PoseBusters: AI-based docking methods fail to generate physically valid poses or generalise to novel sequences
Buttenschoen M., Morris GM., Deane CM.
The last few years have seen the development of numerous deep learning-based protein-ligand docking methods. They offer huge promise in terms of speed and accuracy. However, despite claims of state-of-the-art performance in terms of crystallographic root-mean-square deviation (RMSD), upon closer inspection, it has become apparent that they often produce physically implausible molecular structures. It is therefore not sufficient to evaluate these methods solely by RMSD to a native binding mode. It is vital, particularly for deep learning-based methods, that they are also evaluated on steric and energetic criteria. We present PoseBusters, a Python package that performs a series of standard quality checks using the well-established cheminformatics toolkit RDKit. The PoseBusters test suite validates chemical and geometric consistency of a ligand including its stereochemistry, and the physical plausibility of intra- and intermolecular measurements such as the planarity of aromatic rings, standard bond lengths, and protein-ligand clashes.
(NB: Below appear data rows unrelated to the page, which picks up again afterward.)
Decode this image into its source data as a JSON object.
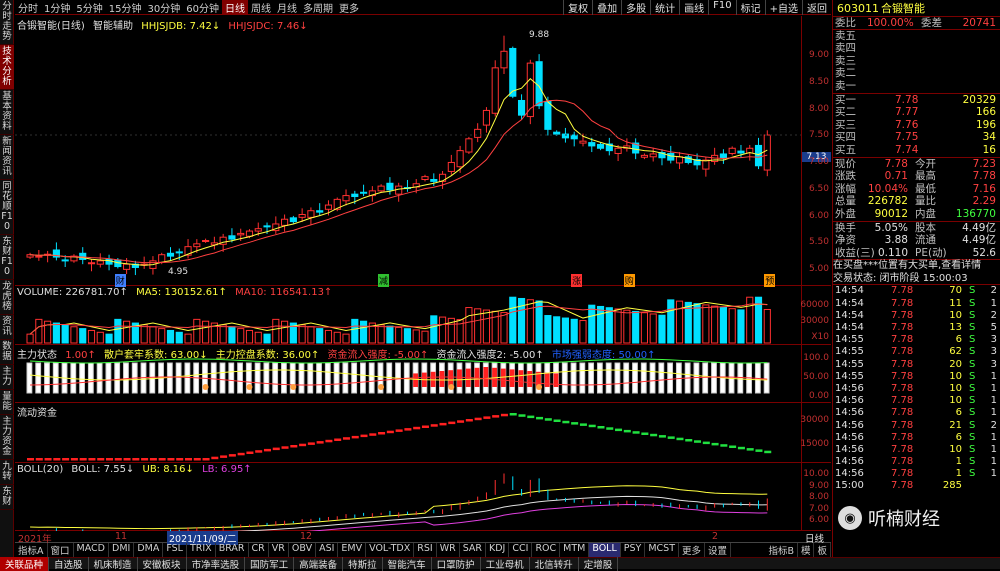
{
  "topbar": {
    "periods": [
      "分时",
      "1分钟",
      "5分钟",
      "15分钟",
      "30分钟",
      "60分钟",
      "日线",
      "周线",
      "月线",
      "多周期",
      "更多"
    ],
    "active_period": "日线",
    "right": [
      "复权",
      "叠加",
      "多股",
      "统计",
      "画线",
      "F10",
      "标记",
      "+自选",
      "返回"
    ]
  },
  "leftbar": [
    {
      "label": "分时走势",
      "active": false
    },
    {
      "label": "技术分析",
      "active": true
    },
    {
      "label": "基本资料",
      "active": false
    },
    {
      "label": "新闻资讯",
      "active": false
    },
    {
      "label": "同花顺F10",
      "active": false
    },
    {
      "label": "东财F10",
      "active": false
    },
    {
      "label": "龙虎榜",
      "active": false
    },
    {
      "label": "资讯",
      "active": false
    },
    {
      "label": "数据",
      "active": false
    },
    {
      "label": "主力",
      "active": false
    },
    {
      "label": "量能",
      "active": false
    },
    {
      "label": "主力资金",
      "active": false
    },
    {
      "label": "九转",
      "active": false
    },
    {
      "label": "东财",
      "active": false
    }
  ],
  "main_panel": {
    "stock": "合锻智能(日线)",
    "indicator": "智能辅助",
    "hhjsjdb": "HHJSJDB: 7.42↓",
    "hhjsjdc": "HHJSJDC: 7.46↓",
    "high_label": "9.88",
    "low_label": "4.95",
    "y_labels": [
      "9.00",
      "8.50",
      "8.00",
      "7.50",
      "7.00",
      "6.50",
      "6.00",
      "5.50",
      "5.00"
    ],
    "current_price_tag": "7.13",
    "markers": [
      {
        "text": "财",
        "color": "#4080ff"
      },
      {
        "text": "减",
        "color": "#30c030"
      },
      {
        "text": "涨",
        "color": "#ff3030"
      },
      {
        "text": "购",
        "color": "#ff9900"
      },
      {
        "text": "预",
        "color": "#ff9900"
      }
    ]
  },
  "volume_panel": {
    "volume": "VOLUME: 226781.70↑",
    "ma5": "MA5: 130152.61↑",
    "ma10": "MA10: 116541.13↑",
    "y_labels": [
      "60000",
      "30000"
    ],
    "unit": "X10"
  },
  "main_state_panel": {
    "title": "主力状态",
    "v1": "1.00↑",
    "v2": "散户套牢系数: 63.00↓",
    "v3": "主力控盘系数: 36.00↑",
    "v4": "资金流入强度: -5.00↑",
    "v5": "资金流入强度2: -5.00↑",
    "v6": "市场强弱态度: 50.00↑",
    "y_labels": [
      "100.0",
      "50.00",
      "0.00"
    ]
  },
  "flow_panel": {
    "title": "流动资金",
    "y_labels": [
      "30000",
      "15000"
    ]
  },
  "boll_panel": {
    "boll": "BOLL(20)",
    "value": "BOLL: 7.55↓",
    "ub": "UB: 8.16↓",
    "lb": "LB: 6.95↑",
    "y_labels": [
      "10.00",
      "9.00",
      "8.00",
      "7.00",
      "6.00"
    ]
  },
  "datebar": {
    "year": "2021年",
    "m1": "11",
    "cursor_date": "2021/11/09/二",
    "m2": "12",
    "m3": "2"
  },
  "indicators": [
    "指标A",
    "窗口",
    "MACD",
    "DMI",
    "DMA",
    "FSL",
    "TRIX",
    "BRAR",
    "CR",
    "VR",
    "OBV",
    "ASI",
    "EMV",
    "VOL-TDX",
    "RSI",
    "WR",
    "SAR",
    "KDJ",
    "CCI",
    "ROC",
    "MTM",
    "BOLL",
    "PSY",
    "MCST",
    "更多",
    "设置"
  ],
  "active_indicator": "BOLL",
  "indbar_right": [
    "指标B",
    "模",
    "板"
  ],
  "bottombar": [
    "关联品种",
    "自选股",
    "机床制造",
    "安徽板块",
    "市净率选股",
    "国防军工",
    "高端装备",
    "特斯拉",
    "智能汽车",
    "口罩防护",
    "工业母机",
    "北信转升",
    "定增股"
  ],
  "right": {
    "code": "603011",
    "name": "合锻智能",
    "weibi": "委比",
    "weibi_val": "100.00%",
    "weicha": "委差",
    "weicha_val": "20741",
    "sells": [
      {
        "label": "卖五"
      },
      {
        "label": "卖四"
      },
      {
        "label": "卖三"
      },
      {
        "label": "卖二"
      },
      {
        "label": "卖一"
      }
    ],
    "buys": [
      {
        "label": "买一",
        "price": "7.78",
        "vol": "20329"
      },
      {
        "label": "买二",
        "price": "7.77",
        "vol": "166"
      },
      {
        "label": "买三",
        "price": "7.76",
        "vol": "196"
      },
      {
        "label": "买四",
        "price": "7.75",
        "vol": "34"
      },
      {
        "label": "买五",
        "price": "7.74",
        "vol": "16"
      }
    ],
    "quotes": [
      {
        "l1": "现价",
        "v1": "7.78",
        "l2": "今开",
        "v2": "7.23"
      },
      {
        "l1": "涨跌",
        "v1": "0.71",
        "l2": "最高",
        "v2": "7.78"
      },
      {
        "l1": "涨幅",
        "v1": "10.04%",
        "l2": "最低",
        "v2": "7.16"
      },
      {
        "l1": "总量",
        "v1": "226782",
        "l2": "量比",
        "v2": "2.29"
      },
      {
        "l1": "外盘",
        "v1": "90012",
        "l2": "内盘",
        "v2": "136770"
      }
    ],
    "stats": [
      {
        "l1": "换手",
        "v1": "5.05%",
        "l2": "股本",
        "v2": "4.49亿"
      },
      {
        "l1": "净资",
        "v1": "3.88",
        "l2": "流通",
        "v2": "4.49亿"
      },
      {
        "l1": "收益(三)",
        "v1": "0.110",
        "l2": "PE(动)",
        "v2": "52.6"
      }
    ],
    "notice": "在买盘***位置有大买单,查看详情",
    "status": "交易状态: 闭市阶段 15:00:03",
    "ticks": [
      [
        "14:54",
        "7.78",
        "70",
        "S",
        "2"
      ],
      [
        "14:54",
        "7.78",
        "11",
        "S",
        "1"
      ],
      [
        "14:54",
        "7.78",
        "10",
        "S",
        "2"
      ],
      [
        "14:54",
        "7.78",
        "13",
        "S",
        "5"
      ],
      [
        "14:55",
        "7.78",
        "6",
        "S",
        "3"
      ],
      [
        "14:55",
        "7.78",
        "62",
        "S",
        "3"
      ],
      [
        "14:55",
        "7.78",
        "20",
        "S",
        "3"
      ],
      [
        "14:55",
        "7.78",
        "10",
        "S",
        "1"
      ],
      [
        "14:56",
        "7.78",
        "10",
        "S",
        "1"
      ],
      [
        "14:56",
        "7.78",
        "10",
        "S",
        "1"
      ],
      [
        "14:56",
        "7.78",
        "6",
        "S",
        "1"
      ],
      [
        "14:56",
        "7.78",
        "21",
        "S",
        "2"
      ],
      [
        "14:56",
        "7.78",
        "6",
        "S",
        "1"
      ],
      [
        "14:56",
        "7.78",
        "10",
        "S",
        "1"
      ],
      [
        "14:56",
        "7.78",
        "1",
        "S",
        "1"
      ],
      [
        "14:56",
        "7.78",
        "1",
        "S",
        "1"
      ],
      [
        "15:00",
        "7.78",
        "285",
        "",
        ""
      ]
    ]
  },
  "watermark": "听楠财经",
  "chart_data": {
    "type": "candlestick",
    "title": "合锻智能(日线)",
    "series": [
      {
        "name": "HHJSJDB",
        "last": 7.42
      },
      {
        "name": "HHJSJDC",
        "last": 7.46
      }
    ],
    "high": 9.88,
    "low": 4.95,
    "ylim": [
      4.8,
      10.0
    ],
    "last_close": 7.78,
    "volume_last": 226781.7,
    "ma5": 130152.61,
    "ma10": 116541.13,
    "boll": {
      "mid": 7.55,
      "ub": 8.16,
      "lb": 6.95
    },
    "closes": [
      5.25,
      5.22,
      5.26,
      5.2,
      5.12,
      5.22,
      5.15,
      5.08,
      5.12,
      5.05,
      5.0,
      5.05,
      4.98,
      5.05,
      5.12,
      5.25,
      5.22,
      5.3,
      5.42,
      5.48,
      5.55,
      5.5,
      5.62,
      5.58,
      5.7,
      5.75,
      5.8,
      5.85,
      5.9,
      6.0,
      5.95,
      6.1,
      6.18,
      6.15,
      6.3,
      6.42,
      6.5,
      6.48,
      6.56,
      6.6,
      6.7,
      6.62,
      6.7,
      6.65,
      6.75,
      6.9,
      6.8,
      6.95,
      7.2,
      7.45,
      7.7,
      7.9,
      8.3,
      9.2,
      9.55,
      8.6,
      8.2,
      9.3,
      8.4,
      7.9,
      7.8,
      7.72,
      7.7,
      7.65,
      7.55,
      7.5,
      7.45,
      7.5,
      7.55,
      7.4,
      7.35,
      7.38,
      7.3,
      7.25,
      7.32,
      7.2,
      7.15,
      7.25,
      7.35,
      7.3,
      7.5,
      7.4,
      7.5,
      7.13,
      7.78
    ]
  }
}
Only methods that both pass these checks and predict native-like binding modes should be classed as having “state-of-the-art” performance. We use PoseBusters to compare five deep learning-based docking methods (DeepDock, DiffDock, EquiBind, TankBind, and Uni-Mol) and two well-established standard docking methods (AutoDock Vina and CCDC Gold) with and without an additional post-prediction energy minimisation step using a molecular mechanics force field. We show that both in terms of physical plausibility and the ability to generalise to examples that are distinct from the training data, no deep learning-based method yet outperforms classical docking tools. In addition, we find that molecular mechanics force fields contain docking-relevant physics missing from deep-learning methods. PoseBusters allows practitioners to assess docking and molecular generation methods and may inspire new inductive biases still required to improve deep learning-based methods, which will help drive the development of more accurate and more realistic predictions.